* Exercise prompt *
Every line of the data needs to be returned exactly.
Start of Provided data
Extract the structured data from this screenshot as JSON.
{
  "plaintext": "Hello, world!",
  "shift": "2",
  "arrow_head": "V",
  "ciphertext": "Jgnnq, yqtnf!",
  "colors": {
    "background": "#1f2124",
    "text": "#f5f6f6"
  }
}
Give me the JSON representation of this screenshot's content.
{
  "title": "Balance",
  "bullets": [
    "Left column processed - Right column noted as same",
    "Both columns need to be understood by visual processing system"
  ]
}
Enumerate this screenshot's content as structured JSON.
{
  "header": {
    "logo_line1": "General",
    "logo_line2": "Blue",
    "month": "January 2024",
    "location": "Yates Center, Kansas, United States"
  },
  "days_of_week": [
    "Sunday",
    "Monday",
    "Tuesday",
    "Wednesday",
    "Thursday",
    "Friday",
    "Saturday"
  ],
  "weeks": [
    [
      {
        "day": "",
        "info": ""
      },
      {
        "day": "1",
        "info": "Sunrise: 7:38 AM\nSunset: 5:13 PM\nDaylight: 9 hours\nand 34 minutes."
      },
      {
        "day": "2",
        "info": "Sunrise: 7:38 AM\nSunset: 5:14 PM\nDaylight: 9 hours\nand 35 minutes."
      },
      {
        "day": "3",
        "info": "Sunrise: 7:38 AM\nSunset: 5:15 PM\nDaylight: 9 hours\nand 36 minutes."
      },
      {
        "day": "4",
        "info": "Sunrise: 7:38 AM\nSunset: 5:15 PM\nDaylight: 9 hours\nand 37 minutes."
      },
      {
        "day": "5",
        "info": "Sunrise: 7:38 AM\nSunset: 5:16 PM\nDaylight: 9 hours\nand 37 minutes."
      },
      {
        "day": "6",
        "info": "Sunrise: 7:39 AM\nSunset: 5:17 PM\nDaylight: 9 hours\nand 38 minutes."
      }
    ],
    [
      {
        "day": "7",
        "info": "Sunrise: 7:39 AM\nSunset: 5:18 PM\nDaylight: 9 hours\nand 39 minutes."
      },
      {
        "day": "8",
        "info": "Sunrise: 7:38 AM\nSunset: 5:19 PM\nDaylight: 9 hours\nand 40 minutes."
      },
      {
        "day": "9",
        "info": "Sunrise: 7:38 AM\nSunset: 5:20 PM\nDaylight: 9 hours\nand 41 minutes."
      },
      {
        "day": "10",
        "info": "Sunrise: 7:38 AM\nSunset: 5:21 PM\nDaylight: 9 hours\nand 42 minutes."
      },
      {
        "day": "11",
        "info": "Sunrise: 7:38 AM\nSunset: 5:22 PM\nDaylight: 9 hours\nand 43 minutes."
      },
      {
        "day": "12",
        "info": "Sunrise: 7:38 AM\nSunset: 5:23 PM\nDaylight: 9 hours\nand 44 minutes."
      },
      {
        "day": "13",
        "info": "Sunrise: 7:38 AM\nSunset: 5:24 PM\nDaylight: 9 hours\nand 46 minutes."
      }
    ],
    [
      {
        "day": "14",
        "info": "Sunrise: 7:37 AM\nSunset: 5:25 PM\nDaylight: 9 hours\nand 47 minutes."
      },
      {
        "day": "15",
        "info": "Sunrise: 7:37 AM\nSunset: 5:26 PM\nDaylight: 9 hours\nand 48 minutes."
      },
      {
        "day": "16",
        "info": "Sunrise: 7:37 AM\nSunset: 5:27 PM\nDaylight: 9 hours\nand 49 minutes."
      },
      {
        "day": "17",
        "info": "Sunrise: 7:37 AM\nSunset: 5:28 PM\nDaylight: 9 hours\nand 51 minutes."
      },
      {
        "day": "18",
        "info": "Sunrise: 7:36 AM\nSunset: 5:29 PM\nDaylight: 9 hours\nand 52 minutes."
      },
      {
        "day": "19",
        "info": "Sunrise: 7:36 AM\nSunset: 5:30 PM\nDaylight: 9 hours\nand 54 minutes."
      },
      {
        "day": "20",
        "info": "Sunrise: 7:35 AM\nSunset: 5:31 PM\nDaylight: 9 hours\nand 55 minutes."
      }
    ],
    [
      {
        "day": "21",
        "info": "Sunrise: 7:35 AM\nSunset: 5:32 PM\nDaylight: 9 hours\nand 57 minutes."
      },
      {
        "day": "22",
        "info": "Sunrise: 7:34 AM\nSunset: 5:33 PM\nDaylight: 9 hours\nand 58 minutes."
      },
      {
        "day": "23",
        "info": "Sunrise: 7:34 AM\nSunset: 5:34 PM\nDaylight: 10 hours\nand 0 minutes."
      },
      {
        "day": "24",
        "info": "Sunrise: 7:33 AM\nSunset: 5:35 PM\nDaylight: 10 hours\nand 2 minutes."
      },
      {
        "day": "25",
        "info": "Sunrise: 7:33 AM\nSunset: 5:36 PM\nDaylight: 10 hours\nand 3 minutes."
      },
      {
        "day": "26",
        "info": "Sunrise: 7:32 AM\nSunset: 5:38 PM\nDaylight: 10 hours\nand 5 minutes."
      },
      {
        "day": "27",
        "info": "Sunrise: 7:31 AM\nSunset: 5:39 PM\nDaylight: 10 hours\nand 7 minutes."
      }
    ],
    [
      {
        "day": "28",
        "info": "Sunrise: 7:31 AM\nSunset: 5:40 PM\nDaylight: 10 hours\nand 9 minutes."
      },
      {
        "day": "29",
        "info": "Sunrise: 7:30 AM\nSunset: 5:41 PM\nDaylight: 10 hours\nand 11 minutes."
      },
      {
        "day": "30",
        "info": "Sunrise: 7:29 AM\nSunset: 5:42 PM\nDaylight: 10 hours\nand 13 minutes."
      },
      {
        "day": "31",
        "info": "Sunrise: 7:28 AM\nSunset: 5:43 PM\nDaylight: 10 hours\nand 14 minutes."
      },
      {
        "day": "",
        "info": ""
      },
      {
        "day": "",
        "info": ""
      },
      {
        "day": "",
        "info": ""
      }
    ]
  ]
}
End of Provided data
* Written solution *
Extract the structured data from this screenshot as JSON.
{
  "plaintext": "Hello, world!",
  "shift": "2",
  "arrow_head": "V",
  "ciphertext": "Jgnnq, yqtnf!",
  "colors": {
    "background": "#1f2124",
    "text": "#f5f6f6"
  }
}
Give me the JSON representation of this screenshot's content.
{
  "title": "Balance",
  "bullets": [
    "Left column processed - Right column noted as same",
    "Both columns need to be understood by visual processing system"
  ]
}
Enumerate this screenshot's content as structured JSON.
{
  "header": {
    "logo_line1": "General",
    "logo_line2": "Blue",
    "month": "January 2024",
    "location": "Yates Center, Kansas, United States"
  },
  "days_of_week": [
    "Sunday",
    "Monday",
    "Tuesday",
    "Wednesday",
    "Thursday",
    "Friday",
    "Saturday"
  ],
  "weeks": [
    [
      {
        "day": "",
        "info": ""
      },
      {
        "day": "1",
        "info": "Sunrise: 7:38 AM\nSunset: 5:13 PM\nDaylight: 9 hours\nand 34 minutes."
      },
      {
        "day": "2",
        "info": "Sunrise: 7:38 AM\nSunset: 5:14 PM\nDaylight: 9 hours\nand 35 minutes."
      },
      {
        "day": "3",
        "info": "Sunrise: 7:38 AM\nSunset: 5:15 PM\nDaylight: 9 hours\nand 36 minutes."
      },
      {
        "day": "4",
        "info": "Sunrise: 7:38 AM\nSunset: 5:15 PM\nDaylight: 9 hours\nand 37 minutes."
      },
      {
        "day": "5",
        "info": "Sunrise: 7:38 AM\nSunset: 5:16 PM\nDaylight: 9 hours\nand 37 minutes."
      },
      {
        "day": "6",
        "info": "Sunrise: 7:39 AM\nSunset: 5:17 PM\nDaylight: 9 hours\nand 38 minutes."
      }
    ],
    [
      {
        "day": "7",
        "info": "Sunrise: 7:39 AM\nSunset: 5:18 PM\nDaylight: 9 hours\nand 39 minutes."
      },
      {
        "day": "8",
        "info": "Sunrise: 7:38 AM\nSunset: 5:19 PM\nDaylight: 9 hours\nand 40 minutes."
      },
      {
        "day": "9",
        "info": "Sunrise: 7:38 AM\nSunset: 5:20 PM\nDaylight: 9 hours\nand 41 minutes."
      },
      {
        "day": "10",
        "info": "Sunrise: 7:38 AM\nSunset: 5:21 PM\nDaylight: 9 hours\nand 42 minutes."
      },
      {
        "day": "11",
        "info": "Sunrise: 7:38 AM\nSunset: 5:22 PM\nDaylight: 9 hours\nand 43 minutes."
      },
      {
        "day": "12",
        "info": "Sunrise: 7:38 AM\nSunset: 5:23 PM\nDaylight: 9 hours\nand 44 minutes."
      },
      {
        "day": "13",
        "info": "Sunrise: 7:38 AM\nSunset: 5:24 PM\nDaylight: 9 hours\nand 46 minutes."
      }
    ],
    [
      {
        "day": "14",
        "info": "Sunrise: 7:37 AM\nSunset: 5:25 PM\nDaylight: 9 hours\nand 47 minutes."
      },
      {
        "day": "15",
        "info": "Sunrise: 7:37 AM\nSunset: 5:26 PM\nDaylight: 9 hours\nand 48 minutes."
      },
      {
        "day": "16",
        "info": "Sunrise: 7:37 AM\nSunset: 5:27 PM\nDaylight: 9 hours\nand 49 minutes."
      },
      {
        "day": "17",
        "info": "Sunrise: 7:37 AM\nSunset: 5:28 PM\nDaylight: 9 hours\nand 51 minutes."
      },
      {
        "day": "18",
        "info": "Sunrise: 7:36 AM\nSunset: 5:29 PM\nDaylight: 9 hours\nand 52 minutes."
      },
      {
        "day": "19",
        "info": "Sunrise: 7:36 AM\nSunset: 5:30 PM\nDaylight: 9 hours\nand 54 minutes."
      },
      {
        "day": "20",
        "info": "Sunrise: 7:35 AM\nSunset: 5:31 PM\nDaylight: 9 hours\nand 55 minutes."
      }
    ],
    [
      {
        "day": "21",
        "info": "Sunrise: 7:35 AM\nSunset: 5:32 PM\nDaylight: 9 hours\nand 57 minutes."
      },
      {
        "day": "22",
        "info": "Sunrise: 7:34 AM\nSunset: 5:33 PM\nDaylight: 9 hours\nand 58 minutes."
      },
      {
        "day": "23",
        "info": "Sunrise: 7:34 AM\nSunset: 5:34 PM\nDaylight: 10 hours\nand 0 minutes."
      },
      {
        "day": "24",
        "info": "Sunrise: 7:33 AM\nSunset: 5:35 PM\nDaylight: 10 hours\nand 2 minutes."
      },
      {
        "day": "25",
        "info": "Sunrise: 7:33 AM\nSunset: 5:36 PM\nDaylight: 10 hours\nand 3 minutes."
      },
      {
        "day": "26",
        "info": "Sunrise: 7:32 AM\nSunset: 5:38 PM\nDaylight: 10 hours\nand 5 minutes."
      },
      {
        "day": "27",
        "info": "Sunrise: 7:31 AM\nSunset: 5:39 PM\nDaylight: 10 hours\nand 7 minutes."
      }
    ],
    [
      {
        "day": "28",
        "info": "Sunrise: 7:31 AM\nSunset: 5:40 PM\nDaylight: 10 hours\nand 9 minutes."
      },
      {
        "day": "29",
        "info": "Sunrise: 7:30 AM\nSunset: 5:41 PM\nDaylight: 10 hours\nand 11 minutes."
      },
      {
        "day": "30",
        "info": "Sunrise: 7:29 AM\nSunset: 5:42 PM\nDaylight: 10 hours\nand 13 minutes."
      },
      {
        "day": "31",
        "info": "Sunrise: 7:28 AM\nSunset: 5:43 PM\nDaylight: 10 hours\nand 14 minutes."
      },
      {
        "day": "",
        "info": ""
      },
      {
        "day": "",
        "info": ""
      },
      {
        "day": "",
        "info": ""
      }
    ]
  ]
}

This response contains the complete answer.